:: Entries from a dataset of interfaces ::
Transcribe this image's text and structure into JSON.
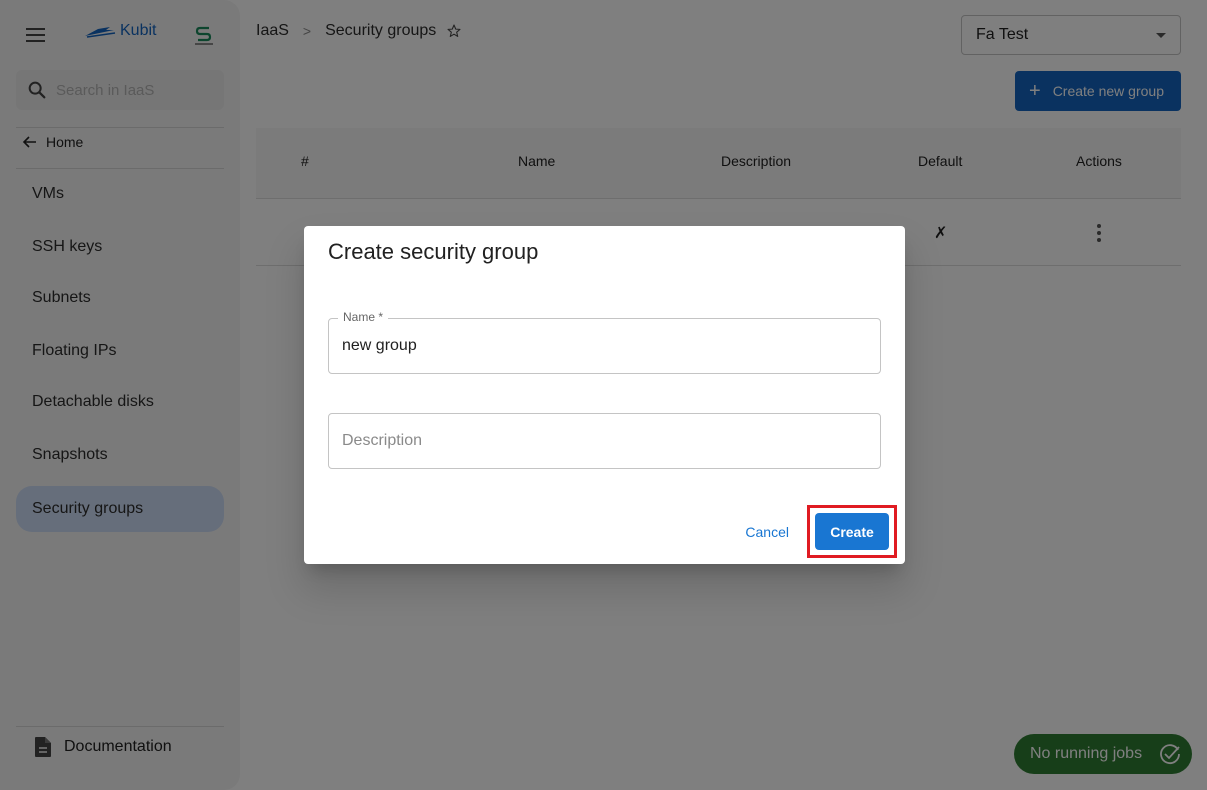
{
  "sidebar": {
    "logo_text": "Kubit",
    "search_placeholder": "Search in IaaS",
    "home_label": "Home",
    "items": [
      {
        "label": "VMs",
        "active": false
      },
      {
        "label": "SSH keys",
        "active": false
      },
      {
        "label": "Subnets",
        "active": false
      },
      {
        "label": "Floating IPs",
        "active": false
      },
      {
        "label": "Detachable disks",
        "active": false
      },
      {
        "label": "Snapshots",
        "active": false
      },
      {
        "label": "Security groups",
        "active": true
      }
    ],
    "documentation_label": "Documentation"
  },
  "header": {
    "breadcrumb": [
      "IaaS",
      "Security groups"
    ],
    "breadcrumb_separator": ">",
    "project_select_value": "Fa Test",
    "create_button_label": "Create new group"
  },
  "table": {
    "columns": [
      "#",
      "Name",
      "Description",
      "Default",
      "Actions"
    ],
    "rows": [
      {
        "default": "✗"
      }
    ]
  },
  "jobs_badge": {
    "label": "No running jobs",
    "color": "#2e7d32"
  },
  "dialog": {
    "title": "Create security group",
    "name_label": "Name *",
    "name_value": "new group",
    "description_placeholder": "Description",
    "description_value": "",
    "cancel_label": "Cancel",
    "create_label": "Create",
    "highlight_color": "#e01b22",
    "primary_color": "#1976d2"
  }
}
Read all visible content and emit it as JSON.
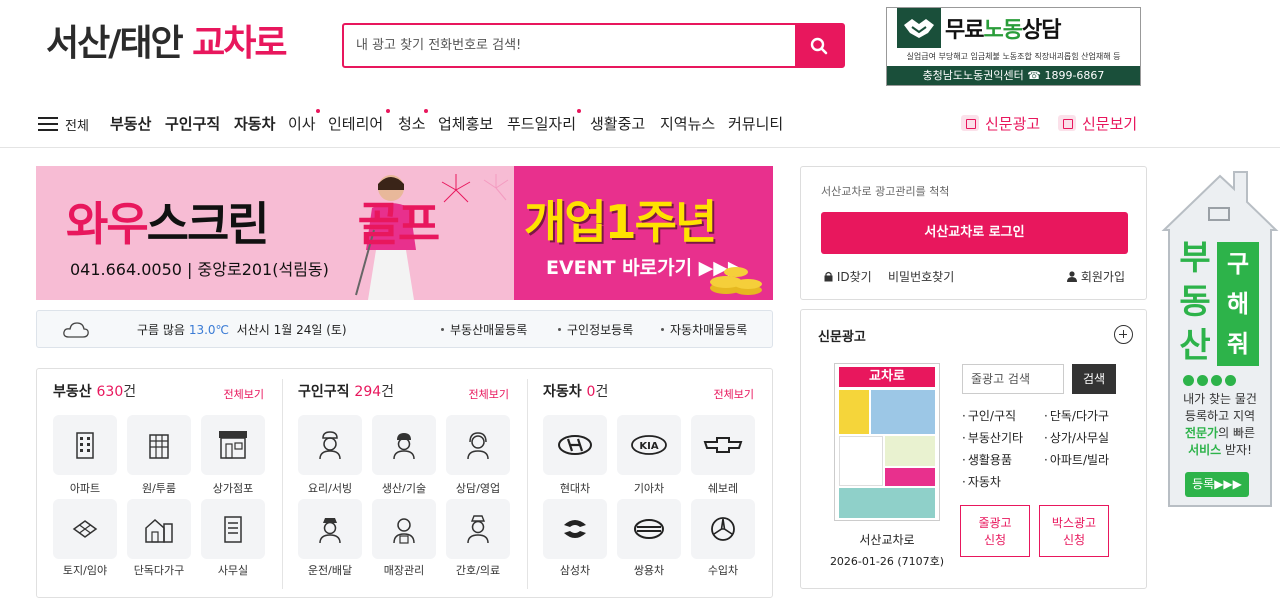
{
  "logo": {
    "part1": "서산/태안 ",
    "part2": "교차로"
  },
  "search": {
    "placeholder": "내 광고 찾기 전화번호로 검색!",
    "icon": "search-icon"
  },
  "banner_labor": {
    "title_black": "무료",
    "title_green": "노동",
    "title_black2": "상담",
    "sub": "실업급여 부당해고 임금체불 노동조합 직장내괴롭힘 산업재해 등",
    "bottom": "충청남도노동권익센터 ☎ 1899-6867"
  },
  "nav": {
    "all_label": "전체",
    "items": [
      {
        "label": "부동산",
        "bold": true
      },
      {
        "label": "구인구직",
        "bold": true
      },
      {
        "label": "자동차",
        "bold": true
      },
      {
        "label": "이사"
      },
      {
        "label": "인테리어"
      },
      {
        "label": "청소"
      },
      {
        "label": "업체홍보"
      },
      {
        "label": "푸드일자리"
      },
      {
        "label": "생활중고"
      },
      {
        "label": "지역뉴스"
      },
      {
        "label": "커뮤니티"
      }
    ],
    "right": [
      {
        "label": "신문광고"
      },
      {
        "label": "신문보기"
      }
    ]
  },
  "ad": {
    "pink": "와우",
    "black": "스크린",
    "pink2": "골프",
    "phone": "041.664.0050 | 중앙로201(석림동)",
    "right_title": "개업1주년",
    "right_sub": "EVENT 바로가기 ▶▶▶"
  },
  "weather": {
    "status": "구름 많음",
    "temp": "13.0℃",
    "date": "서산시 1월 24일 (토)",
    "links": [
      "부동산매물등록",
      "구인정보등록",
      "자동차매물등록"
    ]
  },
  "categories": [
    {
      "title": "부동산",
      "count": "630",
      "unit": "건",
      "all": "전체보기",
      "items": [
        "아파트",
        "원/투룸",
        "상가점포",
        "토지/임야",
        "단독다가구",
        "사무실"
      ]
    },
    {
      "title": "구인구직",
      "count": "294",
      "unit": "건",
      "all": "전체보기",
      "items": [
        "요리/서빙",
        "생산/기술",
        "상담/영업",
        "운전/배달",
        "매장관리",
        "간호/의료"
      ]
    },
    {
      "title": "자동차",
      "count": "0",
      "unit": "건",
      "all": "전체보기",
      "items": [
        "현대차",
        "기아차",
        "쉐보레",
        "삼성차",
        "쌍용차",
        "수입차"
      ]
    }
  ],
  "login": {
    "subtitle": "서산교차로 광고관리를 척척",
    "button": "서산교차로 로그인",
    "find_id": "ID찾기",
    "find_pw": "비밀번호찾기",
    "join": "회원가입"
  },
  "paper": {
    "title": "신문광고",
    "cover_title": "교차로",
    "name": "서산교차로",
    "issue": "2026-01-26 (7107호)",
    "search_placeholder": "줄광고 검색",
    "search_button": "검색",
    "links": [
      "구인/구직",
      "단독/다가구",
      "부동산기타",
      "상가/사무실",
      "생활용품",
      "아파트/빌라",
      "자동차"
    ],
    "btn1": [
      "줄광고",
      "신청"
    ],
    "btn2": [
      "박스광고",
      "신청"
    ]
  },
  "house": {
    "big": "부동산",
    "small": "구해줘",
    "desc1": "내가 찾는 물건",
    "desc2": "등록하고 지역",
    "desc3": "전문가",
    "desc4": "의 빠른",
    "desc5": "서비스",
    "desc6": " 받자!",
    "btn": "등록▶▶▶"
  }
}
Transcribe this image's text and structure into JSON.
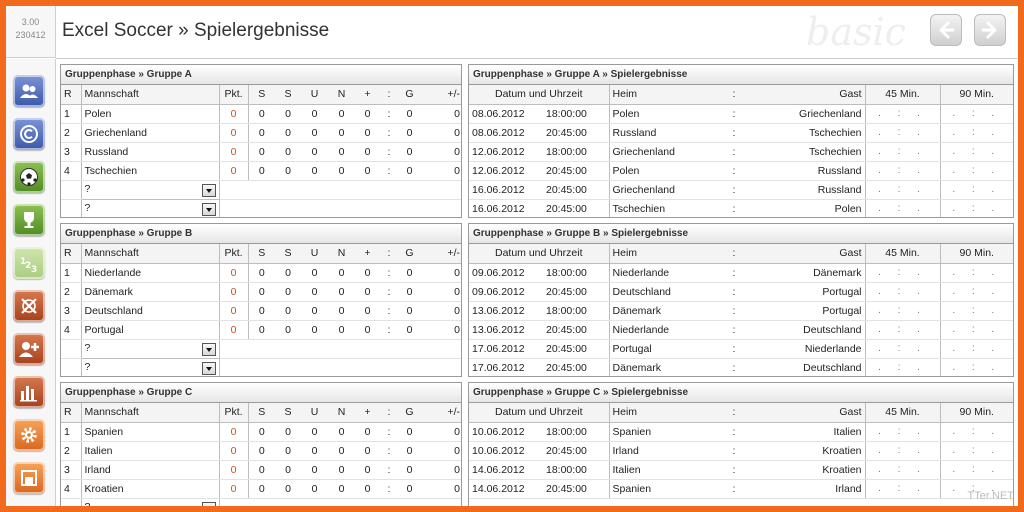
{
  "app": {
    "version": "3.00",
    "build": "230412",
    "title": "Excel Soccer » Spielergebnisse",
    "watermark": "basic",
    "credit": "TTer.NET"
  },
  "colors": {
    "frame": "#f26a1b",
    "points": "#c0561a"
  },
  "nav": {
    "back_icon": "arrow-left-icon",
    "forward_icon": "arrow-right-icon"
  },
  "sidebar": [
    {
      "name": "users-icon"
    },
    {
      "name": "copyright-icon"
    },
    {
      "name": "soccer-ball-icon"
    },
    {
      "name": "trophy-icon"
    },
    {
      "name": "numbers-icon"
    },
    {
      "name": "cancel-ball-icon"
    },
    {
      "name": "add-user-icon"
    },
    {
      "name": "bar-chart-icon"
    },
    {
      "name": "gear-icon"
    },
    {
      "name": "save-icon"
    }
  ],
  "standings_headers": [
    "R",
    "Mannschaft",
    "Pkt.",
    "S",
    "S",
    "U",
    "N",
    "+",
    ":",
    "G",
    "+/-"
  ],
  "results_headers": {
    "datetime": "Datum und Uhrzeit",
    "home": "Heim",
    "colon": ":",
    "away": "Gast",
    "half": "45 Min.",
    "full": "90 Min."
  },
  "select_placeholder": "?",
  "groups": [
    {
      "standings_title": "Gruppenphase  » Gruppe A",
      "results_title": "Gruppenphase  » Gruppe A » Spielergebnisse",
      "teams": [
        {
          "rank": "1",
          "name": "Polen",
          "pkt": "0",
          "s": "0",
          "s2": "0",
          "u": "0",
          "n": "0",
          "plus": "0",
          "colon": ":",
          "g": "0",
          "diff": "0"
        },
        {
          "rank": "2",
          "name": "Griechenland",
          "pkt": "0",
          "s": "0",
          "s2": "0",
          "u": "0",
          "n": "0",
          "plus": "0",
          "colon": ":",
          "g": "0",
          "diff": "0"
        },
        {
          "rank": "3",
          "name": "Russland",
          "pkt": "0",
          "s": "0",
          "s2": "0",
          "u": "0",
          "n": "0",
          "plus": "0",
          "colon": ":",
          "g": "0",
          "diff": "0"
        },
        {
          "rank": "4",
          "name": "Tschechien",
          "pkt": "0",
          "s": "0",
          "s2": "0",
          "u": "0",
          "n": "0",
          "plus": "0",
          "colon": ":",
          "g": "0",
          "diff": "0"
        }
      ],
      "matches": [
        {
          "date": "08.06.2012",
          "time": "18:00:00",
          "home": "Polen",
          "sep": ":",
          "away": "Griechenland",
          "half": ". : .",
          "full": ". : ."
        },
        {
          "date": "08.06.2012",
          "time": "20:45:00",
          "home": "Russland",
          "sep": ":",
          "away": "Tschechien",
          "half": ". : .",
          "full": ". : ."
        },
        {
          "date": "12.06.2012",
          "time": "18:00:00",
          "home": "Griechenland",
          "sep": ":",
          "away": "Tschechien",
          "half": ". : .",
          "full": ". : ."
        },
        {
          "date": "12.06.2012",
          "time": "20:45:00",
          "home": "Polen",
          "sep": ":",
          "away": "Russland",
          "half": ". : .",
          "full": ". : ."
        },
        {
          "date": "16.06.2012",
          "time": "20:45:00",
          "home": "Griechenland",
          "sep": ":",
          "away": "Russland",
          "half": ". : .",
          "full": ". : ."
        },
        {
          "date": "16.06.2012",
          "time": "20:45:00",
          "home": "Tschechien",
          "sep": ":",
          "away": "Polen",
          "half": ". : .",
          "full": ". : ."
        }
      ]
    },
    {
      "standings_title": "Gruppenphase  » Gruppe B",
      "results_title": "Gruppenphase  » Gruppe B » Spielergebnisse",
      "teams": [
        {
          "rank": "1",
          "name": "Niederlande",
          "pkt": "0",
          "s": "0",
          "s2": "0",
          "u": "0",
          "n": "0",
          "plus": "0",
          "colon": ":",
          "g": "0",
          "diff": "0"
        },
        {
          "rank": "2",
          "name": "Dänemark",
          "pkt": "0",
          "s": "0",
          "s2": "0",
          "u": "0",
          "n": "0",
          "plus": "0",
          "colon": ":",
          "g": "0",
          "diff": "0"
        },
        {
          "rank": "3",
          "name": "Deutschland",
          "pkt": "0",
          "s": "0",
          "s2": "0",
          "u": "0",
          "n": "0",
          "plus": "0",
          "colon": ":",
          "g": "0",
          "diff": "0"
        },
        {
          "rank": "4",
          "name": "Portugal",
          "pkt": "0",
          "s": "0",
          "s2": "0",
          "u": "0",
          "n": "0",
          "plus": "0",
          "colon": ":",
          "g": "0",
          "diff": "0"
        }
      ],
      "matches": [
        {
          "date": "09.06.2012",
          "time": "18:00:00",
          "home": "Niederlande",
          "sep": ":",
          "away": "Dänemark",
          "half": ". : .",
          "full": ". : ."
        },
        {
          "date": "09.06.2012",
          "time": "20:45:00",
          "home": "Deutschland",
          "sep": ":",
          "away": "Portugal",
          "half": ". : .",
          "full": ". : ."
        },
        {
          "date": "13.06.2012",
          "time": "18:00:00",
          "home": "Dänemark",
          "sep": ":",
          "away": "Portugal",
          "half": ". : .",
          "full": ". : ."
        },
        {
          "date": "13.06.2012",
          "time": "20:45:00",
          "home": "Niederlande",
          "sep": ":",
          "away": "Deutschland",
          "half": ". : .",
          "full": ". : ."
        },
        {
          "date": "17.06.2012",
          "time": "20:45:00",
          "home": "Portugal",
          "sep": ":",
          "away": "Niederlande",
          "half": ". : .",
          "full": ". : ."
        },
        {
          "date": "17.06.2012",
          "time": "20:45:00",
          "home": "Dänemark",
          "sep": ":",
          "away": "Deutschland",
          "half": ". : .",
          "full": ". : ."
        }
      ]
    },
    {
      "standings_title": "Gruppenphase  » Gruppe C",
      "results_title": "Gruppenphase  » Gruppe C » Spielergebnisse",
      "teams": [
        {
          "rank": "1",
          "name": "Spanien",
          "pkt": "0",
          "s": "0",
          "s2": "0",
          "u": "0",
          "n": "0",
          "plus": "0",
          "colon": ":",
          "g": "0",
          "diff": "0"
        },
        {
          "rank": "2",
          "name": "Italien",
          "pkt": "0",
          "s": "0",
          "s2": "0",
          "u": "0",
          "n": "0",
          "plus": "0",
          "colon": ":",
          "g": "0",
          "diff": "0"
        },
        {
          "rank": "3",
          "name": "Irland",
          "pkt": "0",
          "s": "0",
          "s2": "0",
          "u": "0",
          "n": "0",
          "plus": "0",
          "colon": ":",
          "g": "0",
          "diff": "0"
        },
        {
          "rank": "4",
          "name": "Kroatien",
          "pkt": "0",
          "s": "0",
          "s2": "0",
          "u": "0",
          "n": "0",
          "plus": "0",
          "colon": ":",
          "g": "0",
          "diff": "0"
        }
      ],
      "matches": [
        {
          "date": "10.06.2012",
          "time": "18:00:00",
          "home": "Spanien",
          "sep": ":",
          "away": "Italien",
          "half": ". : .",
          "full": ". : ."
        },
        {
          "date": "10.06.2012",
          "time": "20:45:00",
          "home": "Irland",
          "sep": ":",
          "away": "Kroatien",
          "half": ". : .",
          "full": ". : ."
        },
        {
          "date": "14.06.2012",
          "time": "18:00:00",
          "home": "Italien",
          "sep": ":",
          "away": "Kroatien",
          "half": ". : .",
          "full": ". : ."
        },
        {
          "date": "14.06.2012",
          "time": "20:45:00",
          "home": "Spanien",
          "sep": ":",
          "away": "Irland",
          "half": ". : .",
          "full": ". : ."
        }
      ]
    }
  ]
}
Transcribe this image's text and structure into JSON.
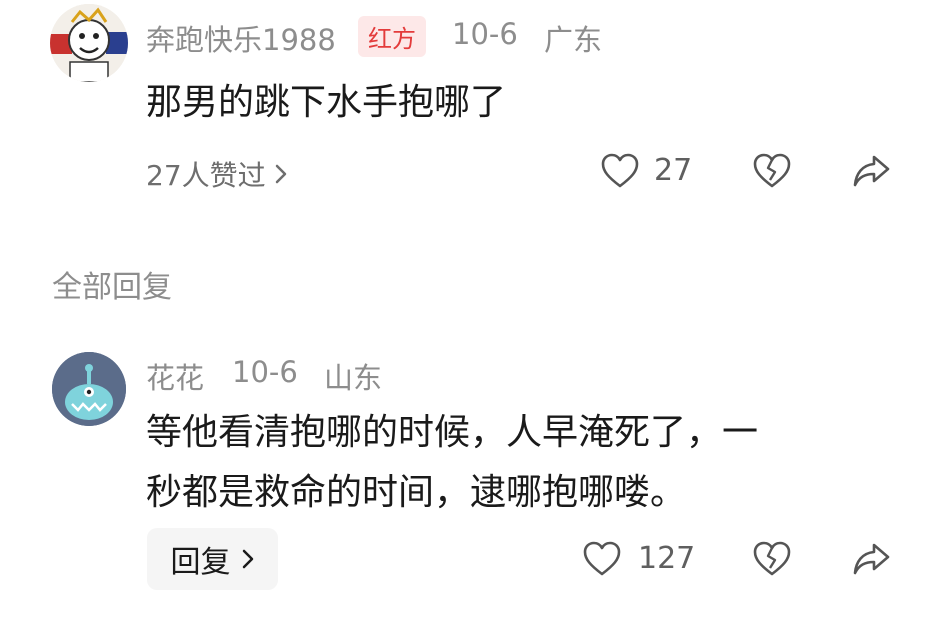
{
  "comment": {
    "username": "奔跑快乐1988",
    "badge": "红方",
    "date": "10-6",
    "location": "广东",
    "text": "那男的跳下水手抱哪了",
    "likers_label": "27人赞过",
    "like_count": "27"
  },
  "section_title": "全部回复",
  "reply": {
    "username": "花花",
    "date": "10-6",
    "location": "山东",
    "text_line1": "等他看清抱哪的时候，人早淹死了，一",
    "text_line2": "秒都是救命的时间，逮哪抱哪喽。",
    "reply_button_label": "回复",
    "like_count": "127"
  },
  "colors": {
    "badge_bg": "#fde8e8",
    "badge_text": "#e33b3b",
    "reply_avatar_bg": "#5b6c8a"
  },
  "icons": [
    "heart-icon",
    "broken-heart-icon",
    "share-arrow-icon",
    "chevron-right-icon"
  ]
}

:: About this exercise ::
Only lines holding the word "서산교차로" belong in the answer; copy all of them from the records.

:: Exercise output ::
    "subtitle": "서산교차로 광고관리를 척척",
    "button": "서산교차로 로그인",
    "name": "서산교차로",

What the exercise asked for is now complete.